Gabe the Fish Babe: What a Fluke
By: Gabrielle Stommel, May 11, 2012
Gabe the Fish Babe - An inspired seafood blogger and a young fishmonger of fresh, day-boat New England species, this modern-day mermaid comes from a long line of seafaring Cape Codders. In this column, Gabe encourages readers to expand their minds and mouths to local, abundant, underutilized seafood - and hopes to bring awareness to a creature on the brink of extinction: the American commercial fisherman.
When my seafood company buys fluke we examine it to make sure that our fishermen bleed the fish as soon as it is caught. How can you tell if a fluke is bled? Start by looking at its belly. The belly of a prime, sushi-quality fluke should be bright white with little to no blood spots.
Flukes are bled through their gills in order to minimize damage to its expensive, highly valued flesh.
A fisher who knows what he or she is doing will usually brain-kill the fish before bleeding it. Brain-killing a fish is the most humane way to treat an animal destined for human consumption. By brain-killing a fish you cause very little stress to the animal during its death, which in turn enhances the meat quality. Stress at the time of death produces lactic acid in the animal’s muscles and flesh, which speeds up the process of decay.
Bled fluke should be “slurried” in a brine of seawater and ice. Brine is an excellent way to store fluke either on or off a fishing vessel because the salt water relieves the pressure that crushed ice can inflict on the meat in storage and the salt water allows the fish to bleed out quickly.
A bled and slurried fluke has a high commercial value because with a clean, bloodless fillet it is considered a “sushi quality” piece of fish. A fluke crudo or ceviche is a popular way to utilize a sushi-grade fluke.
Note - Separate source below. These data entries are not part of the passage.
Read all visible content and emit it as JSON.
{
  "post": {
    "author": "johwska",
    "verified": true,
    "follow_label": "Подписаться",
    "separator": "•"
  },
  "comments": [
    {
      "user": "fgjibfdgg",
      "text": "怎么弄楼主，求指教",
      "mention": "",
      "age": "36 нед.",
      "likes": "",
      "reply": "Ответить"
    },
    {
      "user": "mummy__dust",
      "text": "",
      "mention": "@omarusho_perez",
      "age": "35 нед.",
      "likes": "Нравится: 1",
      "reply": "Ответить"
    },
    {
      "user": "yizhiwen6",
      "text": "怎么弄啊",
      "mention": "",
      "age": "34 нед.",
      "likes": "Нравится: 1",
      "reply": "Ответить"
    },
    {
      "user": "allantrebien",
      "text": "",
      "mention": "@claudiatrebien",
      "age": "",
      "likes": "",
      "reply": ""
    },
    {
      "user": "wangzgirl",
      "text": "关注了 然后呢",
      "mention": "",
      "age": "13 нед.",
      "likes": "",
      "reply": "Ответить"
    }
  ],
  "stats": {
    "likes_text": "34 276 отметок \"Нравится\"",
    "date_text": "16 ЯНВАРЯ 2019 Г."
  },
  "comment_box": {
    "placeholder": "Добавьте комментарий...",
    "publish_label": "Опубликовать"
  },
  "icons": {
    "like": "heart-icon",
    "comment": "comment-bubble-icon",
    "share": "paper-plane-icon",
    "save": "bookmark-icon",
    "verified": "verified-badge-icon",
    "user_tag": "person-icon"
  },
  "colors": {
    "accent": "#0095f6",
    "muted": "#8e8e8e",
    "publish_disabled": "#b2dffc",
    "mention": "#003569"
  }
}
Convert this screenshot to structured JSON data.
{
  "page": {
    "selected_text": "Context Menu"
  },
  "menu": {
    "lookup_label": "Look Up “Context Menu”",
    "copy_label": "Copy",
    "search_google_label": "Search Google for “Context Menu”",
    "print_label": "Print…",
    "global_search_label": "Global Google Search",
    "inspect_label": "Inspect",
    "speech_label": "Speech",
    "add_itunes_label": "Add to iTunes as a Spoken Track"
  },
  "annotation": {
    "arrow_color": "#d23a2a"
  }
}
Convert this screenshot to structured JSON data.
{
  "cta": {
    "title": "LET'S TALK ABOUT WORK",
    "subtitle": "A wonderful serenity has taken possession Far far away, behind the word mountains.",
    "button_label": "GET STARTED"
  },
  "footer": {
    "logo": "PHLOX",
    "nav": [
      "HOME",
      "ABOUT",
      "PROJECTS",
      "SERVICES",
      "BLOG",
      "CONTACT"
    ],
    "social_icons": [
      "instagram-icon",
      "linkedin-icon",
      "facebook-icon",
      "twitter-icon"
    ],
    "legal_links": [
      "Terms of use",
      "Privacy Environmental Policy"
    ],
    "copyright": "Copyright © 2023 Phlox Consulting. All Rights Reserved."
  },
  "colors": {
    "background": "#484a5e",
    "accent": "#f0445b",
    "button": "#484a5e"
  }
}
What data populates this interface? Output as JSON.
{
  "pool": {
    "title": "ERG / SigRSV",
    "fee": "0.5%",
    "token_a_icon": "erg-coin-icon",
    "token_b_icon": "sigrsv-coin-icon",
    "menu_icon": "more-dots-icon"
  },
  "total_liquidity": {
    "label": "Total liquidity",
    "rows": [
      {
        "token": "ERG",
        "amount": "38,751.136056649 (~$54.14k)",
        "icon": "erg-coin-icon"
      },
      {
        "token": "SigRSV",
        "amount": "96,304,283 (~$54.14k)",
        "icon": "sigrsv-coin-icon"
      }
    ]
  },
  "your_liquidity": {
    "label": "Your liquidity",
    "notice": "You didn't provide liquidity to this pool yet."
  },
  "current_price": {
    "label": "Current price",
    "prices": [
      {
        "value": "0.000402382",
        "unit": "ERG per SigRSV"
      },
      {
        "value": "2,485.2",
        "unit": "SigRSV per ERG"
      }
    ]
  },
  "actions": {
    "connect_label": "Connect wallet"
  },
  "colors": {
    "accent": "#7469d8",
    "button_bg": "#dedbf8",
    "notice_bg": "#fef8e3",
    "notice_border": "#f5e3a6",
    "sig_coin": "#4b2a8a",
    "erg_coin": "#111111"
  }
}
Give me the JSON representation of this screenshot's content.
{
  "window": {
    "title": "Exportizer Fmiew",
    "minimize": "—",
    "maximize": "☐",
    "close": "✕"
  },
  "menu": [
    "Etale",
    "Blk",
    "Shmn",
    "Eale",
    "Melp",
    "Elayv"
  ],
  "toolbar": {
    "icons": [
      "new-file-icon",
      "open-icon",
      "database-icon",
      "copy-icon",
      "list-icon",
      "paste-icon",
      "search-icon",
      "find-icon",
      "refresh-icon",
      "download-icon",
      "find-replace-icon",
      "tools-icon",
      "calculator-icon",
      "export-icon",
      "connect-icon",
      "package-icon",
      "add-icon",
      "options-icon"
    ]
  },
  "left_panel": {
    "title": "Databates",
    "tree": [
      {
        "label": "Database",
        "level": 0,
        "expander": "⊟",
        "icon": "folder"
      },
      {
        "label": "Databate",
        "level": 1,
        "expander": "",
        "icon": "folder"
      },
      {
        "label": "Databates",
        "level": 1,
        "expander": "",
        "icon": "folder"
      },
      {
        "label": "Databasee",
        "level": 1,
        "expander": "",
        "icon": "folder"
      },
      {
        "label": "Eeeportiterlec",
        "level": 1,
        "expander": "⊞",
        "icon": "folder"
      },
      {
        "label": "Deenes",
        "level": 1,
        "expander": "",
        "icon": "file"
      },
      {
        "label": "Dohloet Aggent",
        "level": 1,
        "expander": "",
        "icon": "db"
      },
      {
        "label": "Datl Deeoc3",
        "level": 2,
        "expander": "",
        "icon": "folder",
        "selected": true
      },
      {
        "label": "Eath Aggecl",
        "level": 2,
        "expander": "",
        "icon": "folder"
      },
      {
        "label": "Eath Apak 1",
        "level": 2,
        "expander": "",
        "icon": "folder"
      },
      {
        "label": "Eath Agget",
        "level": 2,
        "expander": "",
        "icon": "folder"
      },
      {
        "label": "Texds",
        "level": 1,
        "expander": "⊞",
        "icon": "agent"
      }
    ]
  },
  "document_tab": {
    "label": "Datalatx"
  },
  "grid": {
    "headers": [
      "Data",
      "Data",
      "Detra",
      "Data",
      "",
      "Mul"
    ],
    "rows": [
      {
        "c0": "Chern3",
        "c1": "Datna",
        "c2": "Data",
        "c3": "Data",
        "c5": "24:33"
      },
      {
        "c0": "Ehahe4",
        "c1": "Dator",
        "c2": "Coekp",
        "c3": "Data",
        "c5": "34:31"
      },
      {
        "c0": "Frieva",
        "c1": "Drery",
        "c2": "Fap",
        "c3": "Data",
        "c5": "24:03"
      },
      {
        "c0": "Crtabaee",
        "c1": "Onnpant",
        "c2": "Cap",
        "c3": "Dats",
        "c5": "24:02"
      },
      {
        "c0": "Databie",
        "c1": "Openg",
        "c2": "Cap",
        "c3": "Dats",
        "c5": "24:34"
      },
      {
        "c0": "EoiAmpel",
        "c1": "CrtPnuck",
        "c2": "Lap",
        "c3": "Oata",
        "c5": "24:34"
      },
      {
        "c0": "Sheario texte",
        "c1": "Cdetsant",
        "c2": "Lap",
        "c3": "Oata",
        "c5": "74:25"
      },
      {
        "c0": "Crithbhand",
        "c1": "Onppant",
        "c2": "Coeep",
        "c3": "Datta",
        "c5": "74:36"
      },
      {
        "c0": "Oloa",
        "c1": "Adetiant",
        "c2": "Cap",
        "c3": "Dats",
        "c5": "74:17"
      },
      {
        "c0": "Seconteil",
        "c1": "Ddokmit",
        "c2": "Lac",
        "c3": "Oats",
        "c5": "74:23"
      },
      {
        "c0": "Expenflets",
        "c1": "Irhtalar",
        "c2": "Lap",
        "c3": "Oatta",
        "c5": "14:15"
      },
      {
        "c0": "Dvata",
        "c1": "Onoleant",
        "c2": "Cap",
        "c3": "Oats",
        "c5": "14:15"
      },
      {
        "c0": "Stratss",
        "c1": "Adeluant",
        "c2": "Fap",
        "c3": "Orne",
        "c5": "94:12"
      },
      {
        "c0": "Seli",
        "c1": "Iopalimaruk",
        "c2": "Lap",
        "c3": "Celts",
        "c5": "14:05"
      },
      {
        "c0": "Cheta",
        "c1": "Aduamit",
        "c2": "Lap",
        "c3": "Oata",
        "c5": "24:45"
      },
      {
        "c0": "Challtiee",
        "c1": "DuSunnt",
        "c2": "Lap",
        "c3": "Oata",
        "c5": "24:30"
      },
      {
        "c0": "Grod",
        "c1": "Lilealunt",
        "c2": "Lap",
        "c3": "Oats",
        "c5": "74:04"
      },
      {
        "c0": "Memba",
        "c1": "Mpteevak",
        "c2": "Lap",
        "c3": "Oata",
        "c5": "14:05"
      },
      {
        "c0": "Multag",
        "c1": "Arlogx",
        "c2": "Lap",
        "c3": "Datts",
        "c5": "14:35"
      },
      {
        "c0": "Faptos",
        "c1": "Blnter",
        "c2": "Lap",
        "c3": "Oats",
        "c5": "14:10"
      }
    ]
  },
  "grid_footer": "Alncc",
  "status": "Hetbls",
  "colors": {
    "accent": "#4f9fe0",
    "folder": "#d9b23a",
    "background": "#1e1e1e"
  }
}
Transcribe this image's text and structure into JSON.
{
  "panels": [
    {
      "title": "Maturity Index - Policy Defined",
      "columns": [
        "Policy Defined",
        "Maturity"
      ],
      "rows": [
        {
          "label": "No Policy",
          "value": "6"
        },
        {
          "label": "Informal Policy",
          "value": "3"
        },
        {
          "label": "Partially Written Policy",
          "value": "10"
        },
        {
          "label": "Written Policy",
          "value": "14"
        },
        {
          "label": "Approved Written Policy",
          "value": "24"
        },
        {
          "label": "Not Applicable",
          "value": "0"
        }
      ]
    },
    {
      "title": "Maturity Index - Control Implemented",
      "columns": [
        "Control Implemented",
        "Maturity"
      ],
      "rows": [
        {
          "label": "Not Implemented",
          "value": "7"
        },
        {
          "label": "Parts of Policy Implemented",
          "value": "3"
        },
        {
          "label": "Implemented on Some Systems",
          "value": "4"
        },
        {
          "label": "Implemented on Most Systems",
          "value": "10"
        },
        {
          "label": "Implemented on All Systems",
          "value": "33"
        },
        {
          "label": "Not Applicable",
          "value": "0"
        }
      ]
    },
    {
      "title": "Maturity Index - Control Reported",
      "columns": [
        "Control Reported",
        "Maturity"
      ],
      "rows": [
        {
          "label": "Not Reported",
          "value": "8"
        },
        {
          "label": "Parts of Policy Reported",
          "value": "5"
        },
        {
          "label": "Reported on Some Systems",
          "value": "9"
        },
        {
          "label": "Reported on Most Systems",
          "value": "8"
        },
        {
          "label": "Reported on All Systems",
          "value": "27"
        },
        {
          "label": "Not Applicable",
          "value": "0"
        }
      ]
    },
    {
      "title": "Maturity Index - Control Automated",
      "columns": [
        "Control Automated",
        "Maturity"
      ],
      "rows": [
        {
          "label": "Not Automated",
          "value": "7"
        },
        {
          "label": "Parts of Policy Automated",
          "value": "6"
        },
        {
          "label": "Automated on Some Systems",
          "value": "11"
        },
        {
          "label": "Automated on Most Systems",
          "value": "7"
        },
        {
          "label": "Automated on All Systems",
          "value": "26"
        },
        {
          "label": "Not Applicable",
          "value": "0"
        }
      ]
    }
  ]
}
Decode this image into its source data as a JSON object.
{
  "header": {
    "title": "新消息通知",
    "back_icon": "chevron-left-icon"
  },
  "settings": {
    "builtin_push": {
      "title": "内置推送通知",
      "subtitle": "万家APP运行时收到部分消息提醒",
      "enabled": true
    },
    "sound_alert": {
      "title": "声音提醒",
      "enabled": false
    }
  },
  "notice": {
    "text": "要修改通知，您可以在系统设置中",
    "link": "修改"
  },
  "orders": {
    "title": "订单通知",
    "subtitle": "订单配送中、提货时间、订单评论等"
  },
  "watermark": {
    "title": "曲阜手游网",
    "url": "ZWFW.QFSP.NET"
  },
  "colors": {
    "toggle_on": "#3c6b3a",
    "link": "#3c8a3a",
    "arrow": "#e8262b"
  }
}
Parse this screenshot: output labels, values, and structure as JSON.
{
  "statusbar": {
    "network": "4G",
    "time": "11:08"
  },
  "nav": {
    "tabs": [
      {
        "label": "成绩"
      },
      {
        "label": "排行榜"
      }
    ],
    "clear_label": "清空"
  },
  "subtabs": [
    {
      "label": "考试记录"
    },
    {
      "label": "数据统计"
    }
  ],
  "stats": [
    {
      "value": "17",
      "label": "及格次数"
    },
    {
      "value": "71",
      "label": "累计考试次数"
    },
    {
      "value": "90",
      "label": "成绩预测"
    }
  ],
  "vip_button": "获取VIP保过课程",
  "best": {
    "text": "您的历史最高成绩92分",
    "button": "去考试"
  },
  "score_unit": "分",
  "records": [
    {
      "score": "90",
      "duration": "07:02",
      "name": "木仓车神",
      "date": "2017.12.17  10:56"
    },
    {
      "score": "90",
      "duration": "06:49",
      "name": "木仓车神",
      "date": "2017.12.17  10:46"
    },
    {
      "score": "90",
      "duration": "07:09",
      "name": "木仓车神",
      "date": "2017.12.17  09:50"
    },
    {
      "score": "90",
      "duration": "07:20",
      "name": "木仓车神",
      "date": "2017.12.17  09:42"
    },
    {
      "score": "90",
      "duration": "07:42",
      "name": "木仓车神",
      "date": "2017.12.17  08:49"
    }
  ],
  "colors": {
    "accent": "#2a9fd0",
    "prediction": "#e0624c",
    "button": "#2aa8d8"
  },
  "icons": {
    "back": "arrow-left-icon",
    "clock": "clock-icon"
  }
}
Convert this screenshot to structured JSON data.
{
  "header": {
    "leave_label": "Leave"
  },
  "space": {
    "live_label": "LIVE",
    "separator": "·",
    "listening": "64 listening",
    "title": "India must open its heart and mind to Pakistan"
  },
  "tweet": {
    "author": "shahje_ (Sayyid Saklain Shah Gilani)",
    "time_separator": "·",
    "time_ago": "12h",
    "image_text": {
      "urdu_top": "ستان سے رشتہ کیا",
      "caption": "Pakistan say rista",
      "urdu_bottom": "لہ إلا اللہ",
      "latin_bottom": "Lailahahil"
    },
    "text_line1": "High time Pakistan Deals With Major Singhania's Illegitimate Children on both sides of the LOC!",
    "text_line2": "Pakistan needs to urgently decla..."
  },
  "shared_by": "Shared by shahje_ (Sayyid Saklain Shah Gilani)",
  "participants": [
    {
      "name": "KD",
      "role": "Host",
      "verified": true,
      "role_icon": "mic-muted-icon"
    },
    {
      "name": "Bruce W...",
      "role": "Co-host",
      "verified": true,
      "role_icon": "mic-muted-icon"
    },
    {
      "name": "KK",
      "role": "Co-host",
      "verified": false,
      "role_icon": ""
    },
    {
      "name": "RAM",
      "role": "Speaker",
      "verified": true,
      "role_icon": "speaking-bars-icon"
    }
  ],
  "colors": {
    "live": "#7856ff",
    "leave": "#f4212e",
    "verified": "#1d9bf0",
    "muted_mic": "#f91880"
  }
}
Chef Jeremy Sewall of Island Creek Oyster Bar in Boston uses my sushi grade fluke in his citrusy, refreshing ceviche that's a staple on his spring and summer menu. Chef David Vacca of The Bridge Restaurant in Westerly, RI makes a delicate crudo with our fluke, dressing thinly sliced pieces of the fish in olive oil and topping them off with slices of Meyer lemon and herbs. Just the thought of it makes me ravenous!
Just this week I shipped local New England fluke across the country to top chefs in New York City, Chicago, Buffalo, New York and even Los Gatos, California. The fact that I can tell them exactly which boat harvested their fish adds extra value to their customers. Many of these chefs label the fluke on their menu with the boat, captain name, harvest location and fishing gear used. Just another example of how forward-thinking foodies love to know where their fish comes from.
Flukes can get massive, making them a popular fish when it comes to size-related fishing contests. The world record for a fluke catch was set by a woman named Monica Oswald of Bradley Beach, NJ, weighing in at 24.3 lbs. That’s a dang monstrosity!